Channel letters look great, and innovations in recent years have created new opportunities for their use—with more applications and locations in play than ever before.
But there are several factors to consider when planning a sign involving channel letters, and here are three questions in particular you should ask before buying:
Question #1. Are you incorporating company colors in the sign?
There are two ways to look at this. If the company color is a priority, then that choice likely will influence the materials used in the sign. In that case, color determines materials.
The other way to approach it is to consider materials first, making a choice based on material properties (size constraints, durability, light transmission and diffusion) and cost. The choice of materials may influence the decision on color.
For example, if you choose to use a color that isn’t in wide demand—think pink/purple lettering—that can increase costs. The materials used in the letters is either acrylic or polycarbonate, and the low volume of material needed isn’t going to justify special runs in that color.
That means you have to apply a vinyl cover to the letters to get the color you want. That not only increases costs, but it adds another, less durable layer to the sign—a layer that is vulnerable to scratches and tears.

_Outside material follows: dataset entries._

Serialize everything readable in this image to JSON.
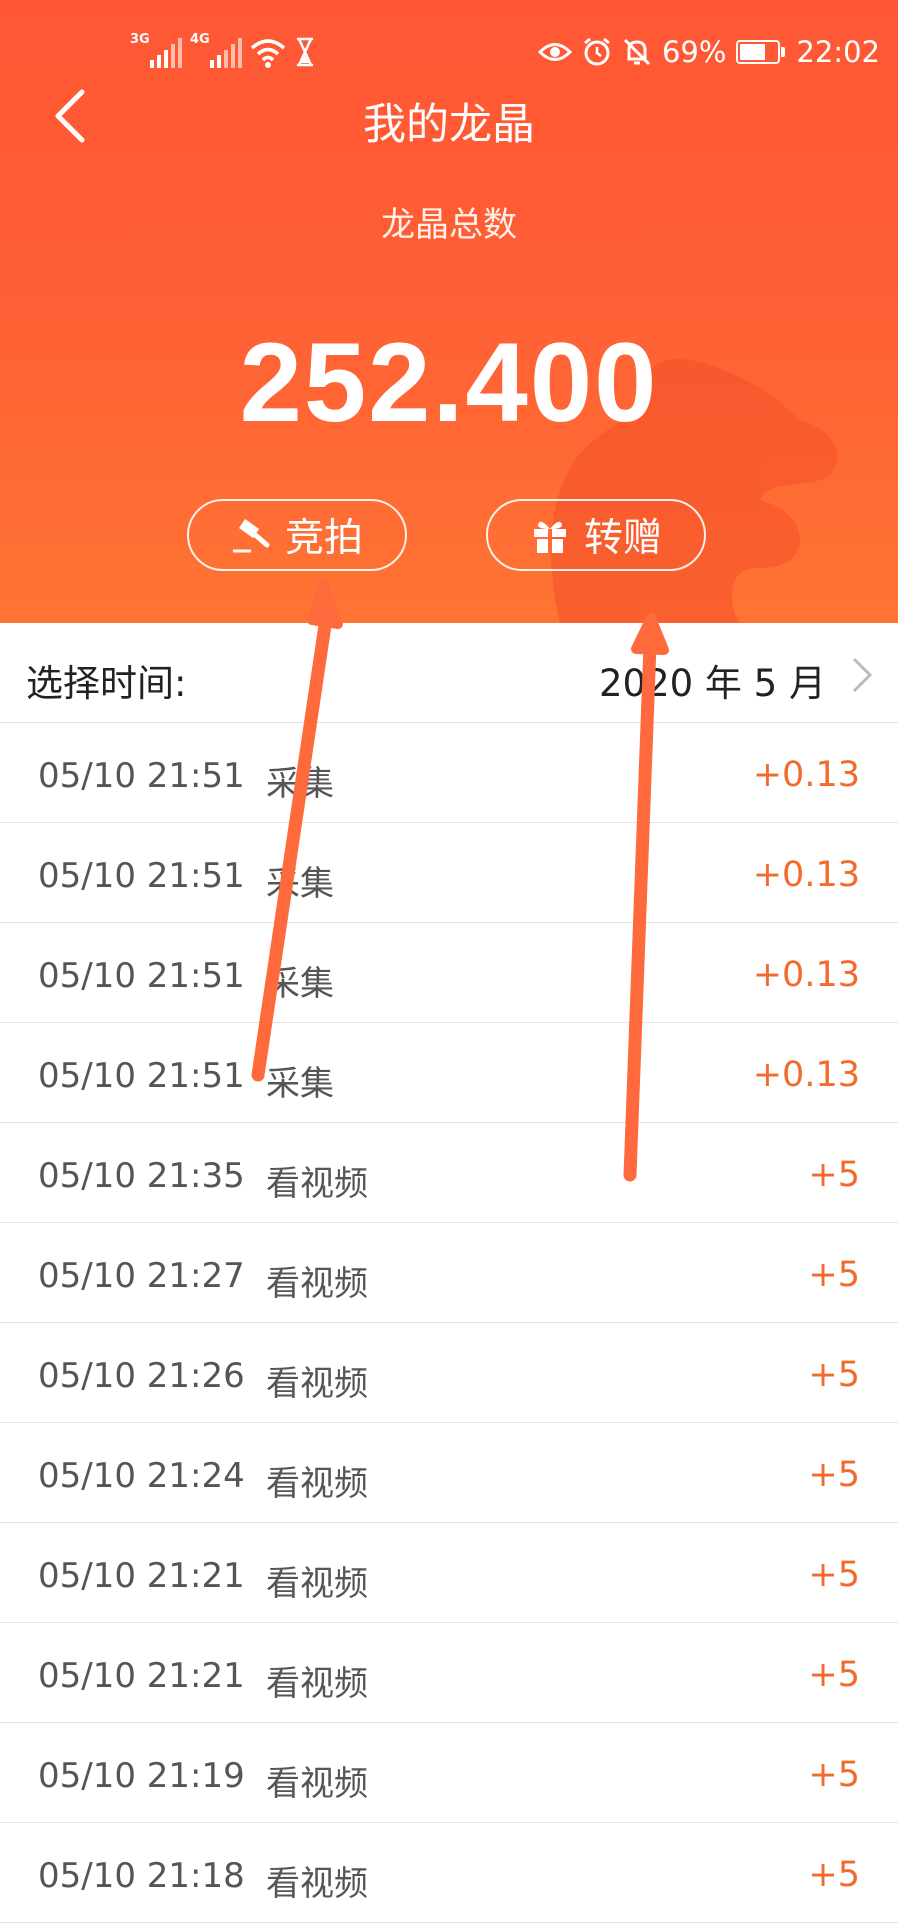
{
  "status_bar": {
    "signal_1_label": "3G",
    "signal_2_label": "4G",
    "battery_percent": "69%",
    "battery_level": 0.69,
    "time": "22:02"
  },
  "header": {
    "title": "我的龙晶",
    "total_label": "龙晶总数",
    "total_value": "252.400"
  },
  "actions": {
    "auction_label": "竞拍",
    "transfer_label": "转赠"
  },
  "time_filter": {
    "label": "选择时间:",
    "value": "2020 年 5 月"
  },
  "records": [
    {
      "time": "05/10 21:51",
      "type": "采集",
      "amount": "+0.13"
    },
    {
      "time": "05/10 21:51",
      "type": "采集",
      "amount": "+0.13"
    },
    {
      "time": "05/10 21:51",
      "type": "采集",
      "amount": "+0.13"
    },
    {
      "time": "05/10 21:51",
      "type": "采集",
      "amount": "+0.13"
    },
    {
      "time": "05/10 21:35",
      "type": "看视频",
      "amount": "+5"
    },
    {
      "time": "05/10 21:27",
      "type": "看视频",
      "amount": "+5"
    },
    {
      "time": "05/10 21:26",
      "type": "看视频",
      "amount": "+5"
    },
    {
      "time": "05/10 21:24",
      "type": "看视频",
      "amount": "+5"
    },
    {
      "time": "05/10 21:21",
      "type": "看视频",
      "amount": "+5"
    },
    {
      "time": "05/10 21:21",
      "type": "看视频",
      "amount": "+5"
    },
    {
      "time": "05/10 21:19",
      "type": "看视频",
      "amount": "+5"
    },
    {
      "time": "05/10 21:18",
      "type": "看视频",
      "amount": "+5"
    }
  ],
  "colors": {
    "header_top": "#FF5734",
    "header_bottom": "#FF7433",
    "amount": "#F26B2C",
    "annotation_arrow": "#FF6A3D"
  },
  "icons": {
    "back": "chevron-left-icon",
    "auction": "gavel-icon",
    "transfer": "gift-icon",
    "time_picker": "chevron-right-icon"
  }
}
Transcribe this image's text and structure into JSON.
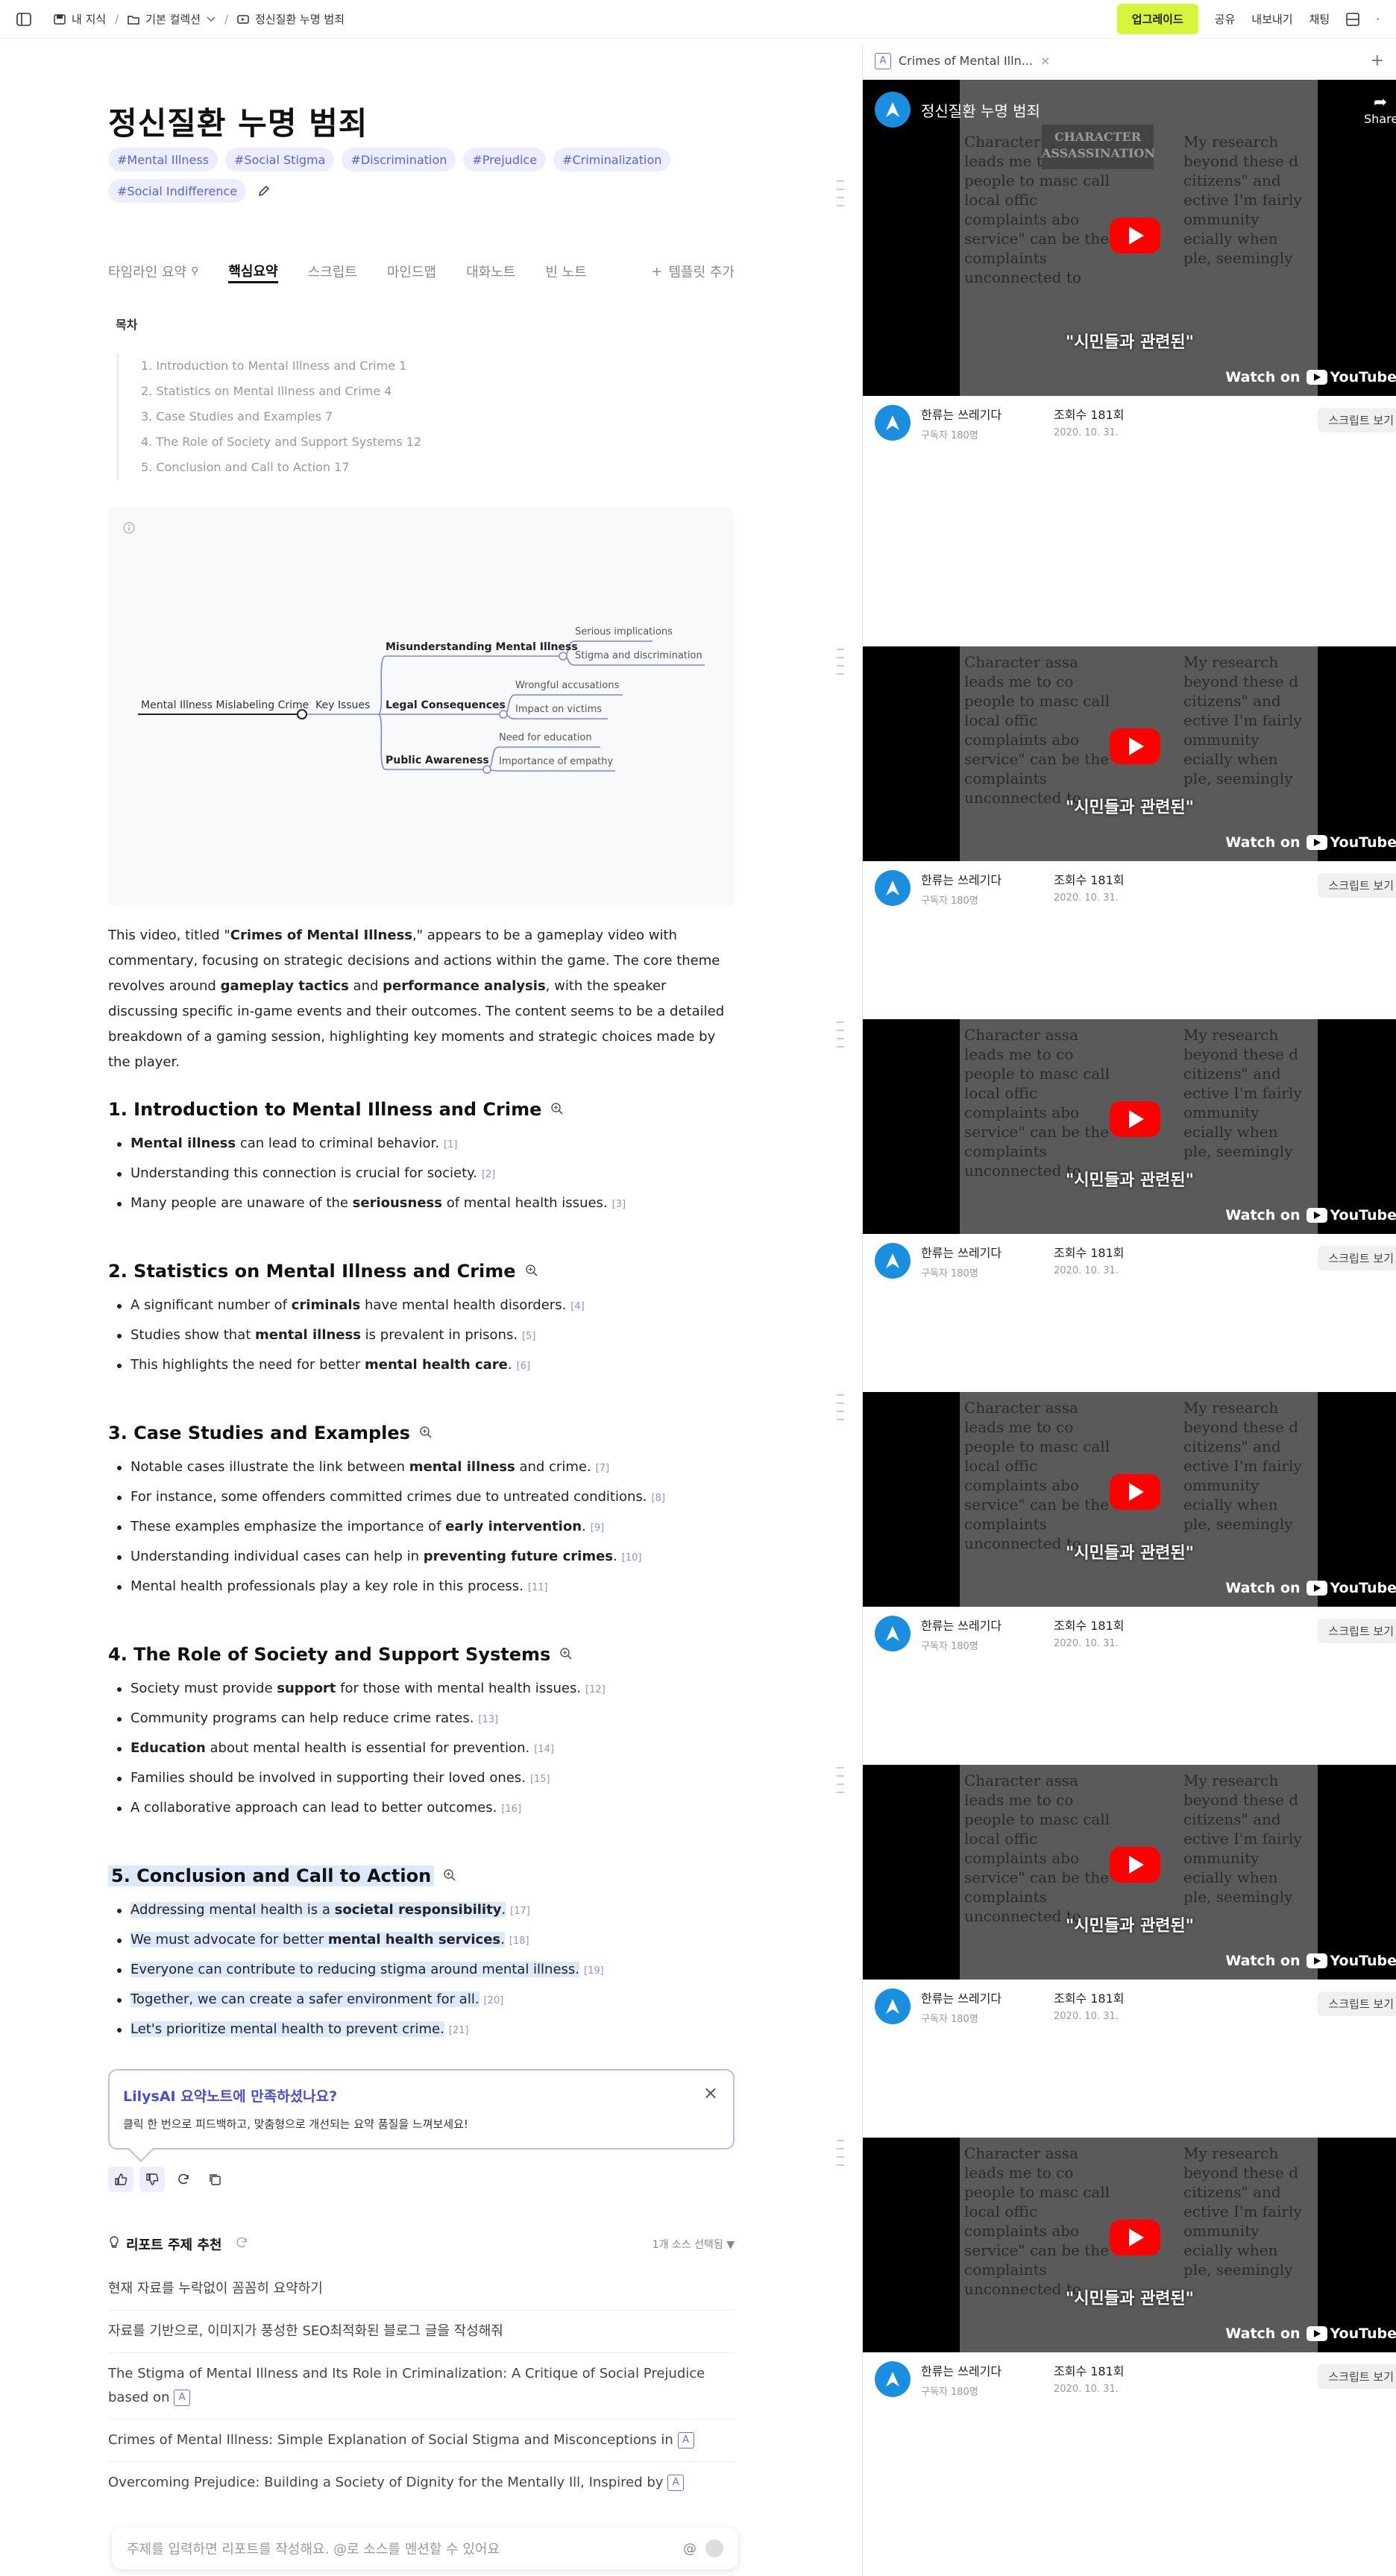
{
  "topbar": {
    "crumb_root": "내 지식",
    "crumb_collection": "기본 컬렉션",
    "crumb_page": "정신질환 누명 범죄",
    "upgrade": "업그레이드",
    "share": "공유",
    "export": "내보내기",
    "chat": "채팅"
  },
  "doc": {
    "title": "정신질환 누명 범죄",
    "tags": [
      "#Mental Illness",
      "#Social Stigma",
      "#Discrimination",
      "#Prejudice",
      "#Criminalization",
      "#Social Indifference"
    ],
    "tabs": [
      "타임라인 요약",
      "핵심요약",
      "스크립트",
      "마인드맵",
      "대화노트",
      "빈 노트"
    ],
    "add_template": "템플릿 추가",
    "toc_title": "목차",
    "toc": [
      "1. Introduction to Mental Illness and Crime 1",
      "2. Statistics on Mental Illness and Crime 4",
      "3. Case Studies and Examples 7",
      "4. The Role of Society and Support Systems 12",
      "5. Conclusion and Call to Action 17"
    ],
    "mindmap": {
      "root": "Mental Illness Mislabeling Crime",
      "mid": "Key Issues",
      "branches": [
        {
          "label": "Misunderstanding Mental Illness",
          "leaves": [
            "Serious implications",
            "Stigma and discrimination"
          ]
        },
        {
          "label": "Legal Consequences",
          "leaves": [
            "Wrongful accusations",
            "Impact on victims"
          ]
        },
        {
          "label": "Public Awareness",
          "leaves": [
            "Need for education",
            "Importance of empathy"
          ]
        }
      ]
    },
    "intro": {
      "p1": "This video, titled \"",
      "b1": "Crimes of Mental Illness",
      "p2": ",\" appears to be a gameplay video with commentary, focusing on strategic decisions and actions within the game. The core theme revolves around ",
      "b2": "gameplay tactics",
      "p3": " and ",
      "b3": "performance analysis",
      "p4": ", with the speaker discussing specific in-game events and their outcomes. The content seems to be a detailed breakdown of a gaming session, highlighting key moments and strategic choices made by the player."
    },
    "sections": [
      {
        "title": "1. Introduction to Mental Illness and Crime",
        "items": [
          {
            "pre": "",
            "b": "Mental illness",
            "post": " can lead to criminal behavior.",
            "ref": "[1]"
          },
          {
            "pre": "Understanding this connection is crucial for society.",
            "b": "",
            "post": "",
            "ref": "[2]"
          },
          {
            "pre": "Many people are unaware of the ",
            "b": "seriousness",
            "post": " of mental health issues.",
            "ref": "[3]"
          }
        ]
      },
      {
        "title": "2. Statistics on Mental Illness and Crime",
        "items": [
          {
            "pre": "A significant number of ",
            "b": "criminals",
            "post": " have mental health disorders.",
            "ref": "[4]"
          },
          {
            "pre": "Studies show that ",
            "b": "mental illness",
            "post": " is prevalent in prisons.",
            "ref": "[5]"
          },
          {
            "pre": "This highlights the need for better ",
            "b": "mental health care",
            "post": ".",
            "ref": "[6]"
          }
        ]
      },
      {
        "title": "3. Case Studies and Examples",
        "items": [
          {
            "pre": "Notable cases illustrate the link between ",
            "b": "mental illness",
            "post": " and crime.",
            "ref": "[7]"
          },
          {
            "pre": "For instance, some offenders committed crimes due to untreated conditions.",
            "b": "",
            "post": "",
            "ref": "[8]"
          },
          {
            "pre": "These examples emphasize the importance of ",
            "b": "early intervention",
            "post": ".",
            "ref": "[9]"
          },
          {
            "pre": "Understanding individual cases can help in ",
            "b": "preventing future crimes",
            "post": ".",
            "ref": "[10]"
          },
          {
            "pre": "Mental health professionals play a key role in this process.",
            "b": "",
            "post": "",
            "ref": "[11]"
          }
        ]
      },
      {
        "title": "4. The Role of Society and Support Systems",
        "items": [
          {
            "pre": "Society must provide ",
            "b": "support",
            "post": " for those with mental health issues.",
            "ref": "[12]"
          },
          {
            "pre": "Community programs can help reduce crime rates.",
            "b": "",
            "post": "",
            "ref": "[13]"
          },
          {
            "pre": "",
            "b": "Education",
            "post": " about mental health is essential for prevention.",
            "ref": "[14]"
          },
          {
            "pre": "Families should be involved in supporting their loved ones.",
            "b": "",
            "post": "",
            "ref": "[15]"
          },
          {
            "pre": "A collaborative approach can lead to better outcomes.",
            "b": "",
            "post": "",
            "ref": "[16]"
          }
        ]
      },
      {
        "title": "5. Conclusion and Call to Action",
        "items": [
          {
            "pre": "Addressing mental health is a ",
            "b": "societal responsibility",
            "post": ".",
            "ref": "[17]"
          },
          {
            "pre": "We must advocate for better ",
            "b": "mental health services",
            "post": ".",
            "ref": "[18]"
          },
          {
            "pre": "Everyone can contribute to reducing stigma around mental illness.",
            "b": "",
            "post": "",
            "ref": "[19]"
          },
          {
            "pre": "Together, we can create a safer environment for all.",
            "b": "",
            "post": "",
            "ref": "[20]"
          },
          {
            "pre": "Let's prioritize mental health to prevent crime.",
            "b": "",
            "post": "",
            "ref": "[21]"
          }
        ]
      }
    ],
    "feedback": {
      "title": "LilysAI 요약노트에 만족하셨나요?",
      "sub": "클릭 한 번으로 피드백하고, 맞춤형으로 개선되는 요약 품질을 느껴보세요!"
    },
    "report": {
      "head": "리포트 주제 추천",
      "source": "1개 소스 선택됨",
      "items": [
        "현재 자료를 누락없이 꼼꼼히 요약하기",
        "자료를 기반으로, 이미지가 풍성한 SEO최적화된 블로그 글을 작성해줘",
        "The Stigma of Mental Illness and Its Role in Criminalization: A Critique of Social Prejudice based on",
        "Crimes of Mental Illness: Simple Explanation of Social Stigma and Misconceptions in",
        "Overcoming Prejudice: Building a Society of Dignity for the Mentally Ill, Inspired by"
      ],
      "source_badge": "A"
    },
    "chat_placeholder": "주제를 입력하면 리포트를 작성해요. @로 소스를 멘션할 수 있어요",
    "chat_at": "@"
  },
  "right": {
    "tab_label": "Crimes of Mental Illn...",
    "tab_badge": "A",
    "video_title": "정신질환 누명 범죄",
    "share": "Share",
    "char_title": "CHARACTER ASSASSINATION",
    "caption": "\"시민들과 관련된\"",
    "watch_on": "Watch on",
    "youtube": "YouTube",
    "poster_left": "Character assa leads me to co people to masc call local offic complaints abo service\" can be the complaints unconnected to",
    "poster_right": "My research beyond these d citizens\" and ective I'm fairly ommunity ecially when ple, seemingly",
    "channel": "한류는 쓰레기다",
    "subscribers": "구독자 180명",
    "views": "조회수 181회",
    "date": "2020. 10. 31.",
    "script_btn": "스크립트 보기"
  }
}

If you’re comfortable going with more common colors, you can choose standard acrylic or polycarbonate with no vinyl covering. Those signs typically appear either white or red at night.
Doing so keeps the costs down, however it unavoidably limits color choices. Still, if your colors are closely associated with your company, that extra investment may well be worth it.
Question #2. How big is the sign?
This is a more straightforward answer than an actual question.
If the letters are taller than three feet, polycarbonate is the best choice. Acrylic letters larger than three feet are difficult to manipulate and transport because they run a higher risk of breaking at that size. Polycarbonate holds up well even with large letters.
If the letters are three feet tall or smaller, either acrylic or polycarbonate are viable choices. In these instances, the choice comes down to other properties.
Acrylic has become a popular choice due to its light diffusion and transmission properties. As channel letter signs increasingly turn to LED lights in the letters, acrylic’s ability to allow a lot of light to pass through, while simultaneously diffusing that light across the surface, has become a differentiator.
Question #3. Are you looking for the “wow” factor?
We see a lot of signs, but how many do we really notice?
If you’re looking for something to stand out from the crowd, there are ways to make it happen. We already discussed some of the non-traditional colors, and there are other options for creating a sign that pops.
You might want to consider reverse-lit channel letters. These letters appear black during the day, but at night, when the lights are on, they have a back-lit glow around the black letters.
Another option is using perforated vinyl that is the color of the vinyl during the day but appears white at night, as the light shines through the perforations.
Some opt for signs that introduce an old-school look in the channel letters by using neon lights either in the center of the channel or as an outline. These signs do not use a cover over the letters, leaving the neon lights exposed for effect. Of course, that introduces certain complications, but it can create an attention-grabbing sign.
Bonus Question: How deep (or shallow) can you go?
There was a time when depth mattered a lot, but the introduction of LED lights ushered in shallower designs. Still it’s a question worth asking.
There are some businesses and designers who see channel letters up to six to eight inches deep as a feature rather than a bug. If you have the space—and permission, either from the deed owner or the local zoning body—using depth as a design feature may help with the aforementioned wow factor.
Bottom line: It’s easy to forget because innovation moves quickly, but the introduction of LED lights in channel letter signs was a major step forward. It reduced heat, which allowed designers to reduce the depth of the letters. That made light diffusion and transmission even more important as designers sought ways to avoid that pin-lighting effect behind the letters.
Today we are seeing additional innovation in materials that will allow even more creative use of light in channel letter signs and other applications. Stay tuned for these results.
By Dennis Spahr, director of Sign & Graphics for Plaskolite, North America’s largest manufacturer of thermoplastic sheet. Based in Columbus, Ohio, he has over thirty years of expertise in acrylic and polycarbonate sheet.